Egyptian Pudding, adapted from Honest Cooking
Like most of the treats and other dishes mentioned in Life After Life, I did not know what "Eygptian Pudding" was, but it sounded intringuing to me. Atkinson's references to food are often done through the eye rolling thoughts of Ursula's mother Sylvie, commentary of the culinary endevours of the family cook, Mrs. Glover. Many of the dishes had a comforting, nursery feel - roly poly, milk fadge, lump cookies. But Egyptian Pudding sounded downright exotic. Google revealed that Egyptian Pudding is also called Om alli, and is often made with filo as a stand in for bread in a bread pudding type of dish. I thought the recipe below, using puff pastry, seemed closer to what Mrs. Glover would have likely made. This is a simple bread pudding, made special with the puff pastry and slightly exotic fruits and nuts. This came together easily into something rich and special.
1 package of puff pastry, rolled out into 1 inch and cut into smaller squares
4 cups milk
3/4 cup sugar
1 egg, beaten
1 teaspoon vanilla
1 teaspoon cinnamon
1/4 teaspoon cardamon
3/4 cup heavy cream
1/4 cup chopped walnuts
1/4 cup sultanas
1/4 cup pistachios
1/4 cup shredded coconut
1/4 cup chopped almonds
- Defrost puff pastry. Roll out to 1 inch thick and cut into small squares.
- Preheat the oven to 400.
- Place the puff pastry squares on a parchment lined baking sheet. Bake in oven until puffed and golden, about 10 - 15 minutes. Allow to cool and then crumble into smaller pieces.
- Meanwhile, heat the milk over medium heat in a medium saucepan until just scalded, whisk in the sugar until it dissolves.
- Take a little of the hot milk and whisk together with the egg in a small bowl.
- Return the egg and milk mixture to the milk/sugar in the pan. Whisk together and cook for about 5 minutes. Add the vanilla and spices. Take off the heat,whisk in the cream.
- Spray small ramekins or a large baking dish with cooking spray.
- Add a layer of puff pastry crumbs to your baking dish(es). Add on top some of the nuts, sultanas and coconuts. Add another layer of puff pastry crumbs. [Optional - top with more nuts, fruits and coconut).

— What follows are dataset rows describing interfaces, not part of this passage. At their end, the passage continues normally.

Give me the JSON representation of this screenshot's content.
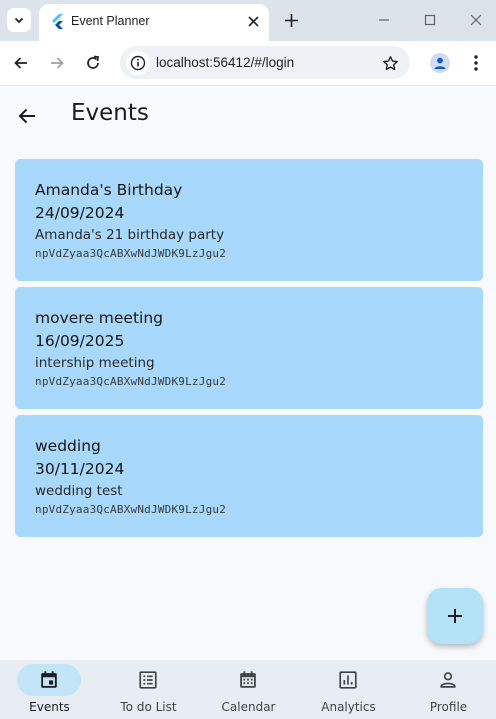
{
  "browser": {
    "tab_title": "Event Planner",
    "url": "localhost:56412/#/login"
  },
  "appbar": {
    "title": "Events"
  },
  "events": [
    {
      "name": "Amanda's Birthday",
      "date": "24/09/2024",
      "description": "Amanda's 21 birthday party",
      "uid": "npVdZyaa3QcABXwNdJWDK9LzJgu2"
    },
    {
      "name": "movere meeting",
      "date": "16/09/2025",
      "description": "intership meeting",
      "uid": "npVdZyaa3QcABXwNdJWDK9LzJgu2"
    },
    {
      "name": "wedding",
      "date": "30/11/2024",
      "description": "wedding test",
      "uid": "npVdZyaa3QcABXwNdJWDK9LzJgu2"
    }
  ],
  "bottom_nav": {
    "active": "Events",
    "items": [
      {
        "label": "Events",
        "icon": "event-icon"
      },
      {
        "label": "To do List",
        "icon": "list-icon"
      },
      {
        "label": "Calendar",
        "icon": "calendar-icon"
      },
      {
        "label": "Analytics",
        "icon": "analytics-icon"
      },
      {
        "label": "Profile",
        "icon": "person-icon"
      }
    ]
  },
  "colors": {
    "card": "#a8d8fb",
    "fab": "#b4e2f6",
    "nav_active_pill": "#c2e6f7",
    "app_background": "#f7f9fd"
  }
}
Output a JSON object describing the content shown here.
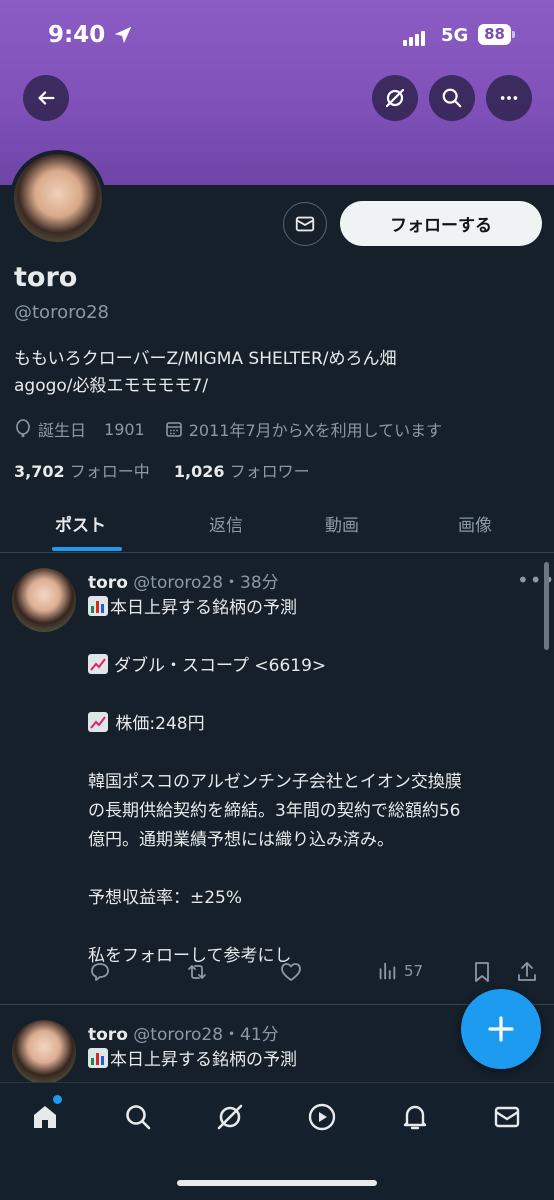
{
  "status": {
    "time": "9:40",
    "network": "5G",
    "battery": "88"
  },
  "profile": {
    "name": "toro",
    "handle": "@tororo28",
    "bio_line1": "ももいろクローバーZ/MIGMA SHELTER/めろん畑",
    "bio_line2": "agogo/必殺エモモモモ7/",
    "birthday_label": "誕生日",
    "birthday_value": "1901",
    "joined": "2011年7月からXを利用しています",
    "following_count": "3,702",
    "following_label": "フォロー中",
    "followers_count": "1,026",
    "followers_label": "フォロワー",
    "follow_button": "フォローする"
  },
  "tabs": [
    {
      "label": "ポスト",
      "active": true
    },
    {
      "label": "返信",
      "active": false
    },
    {
      "label": "動画",
      "active": false
    },
    {
      "label": "画像",
      "active": false
    }
  ],
  "posts": [
    {
      "name": "toro",
      "meta": "@tororo28・38分",
      "lines": [
        "本日上昇する銘柄の予測",
        "",
        "ダブル・スコープ <6619>",
        "",
        " 株価:248円",
        "",
        "韓国ポスコのアルゼンチン子会社とイオン交換膜",
        "の長期供給契約を締結。3年間の契約で総額約56",
        "億円。通期業績予想には織り込み済み。",
        "",
        "予想収益率：±25%",
        "",
        "私をフォローして参考にし"
      ],
      "views": "57"
    },
    {
      "name": "toro",
      "meta": "@tororo28・41分",
      "lines": [
        "本日上昇する銘柄の予測"
      ]
    }
  ],
  "icons": {
    "back": "back-arrow-icon",
    "grok": "grok-icon",
    "search": "search-icon",
    "more": "more-icon",
    "message": "mail-icon",
    "compose": "plus-icon"
  },
  "colors": {
    "accent": "#1d9bf0",
    "background": "#15202b",
    "banner": "#7e50b8"
  }
}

- Once you have a crumb, nuts, crumb sandwich, ladle the mik/cream mixture over the ramekins until covered. Let rest until the liquid is absorbed. Add more milk/cream - there should be a little loose liquid in the baking dish.
- Place the ramekins or baking dish of a cookie sheet. Bake until puffed and golden, about 10 - 15 minutes.
- Top with grated pistachio.